▸ Exercise: Write only the number of lines below in which "name" occurs.

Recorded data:
**********

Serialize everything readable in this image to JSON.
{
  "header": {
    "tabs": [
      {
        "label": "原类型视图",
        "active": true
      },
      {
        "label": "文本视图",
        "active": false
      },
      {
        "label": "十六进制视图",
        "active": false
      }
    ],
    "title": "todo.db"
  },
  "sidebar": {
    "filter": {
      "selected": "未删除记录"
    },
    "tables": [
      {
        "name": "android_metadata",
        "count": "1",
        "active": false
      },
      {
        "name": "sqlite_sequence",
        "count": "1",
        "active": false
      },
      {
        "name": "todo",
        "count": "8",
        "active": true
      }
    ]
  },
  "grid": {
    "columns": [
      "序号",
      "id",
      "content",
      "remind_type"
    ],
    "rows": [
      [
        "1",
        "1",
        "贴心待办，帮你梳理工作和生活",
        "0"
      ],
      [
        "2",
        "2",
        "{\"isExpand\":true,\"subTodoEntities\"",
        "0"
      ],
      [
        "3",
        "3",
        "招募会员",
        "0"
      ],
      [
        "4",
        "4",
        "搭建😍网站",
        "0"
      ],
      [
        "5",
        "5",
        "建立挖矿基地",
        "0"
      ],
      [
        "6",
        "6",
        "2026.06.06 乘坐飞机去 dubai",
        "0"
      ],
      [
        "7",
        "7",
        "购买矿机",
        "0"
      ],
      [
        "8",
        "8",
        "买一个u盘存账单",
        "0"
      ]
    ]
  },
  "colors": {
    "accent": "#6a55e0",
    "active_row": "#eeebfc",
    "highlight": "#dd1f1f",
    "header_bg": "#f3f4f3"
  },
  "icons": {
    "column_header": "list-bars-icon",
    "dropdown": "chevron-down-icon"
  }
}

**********

▸ Written answer: 3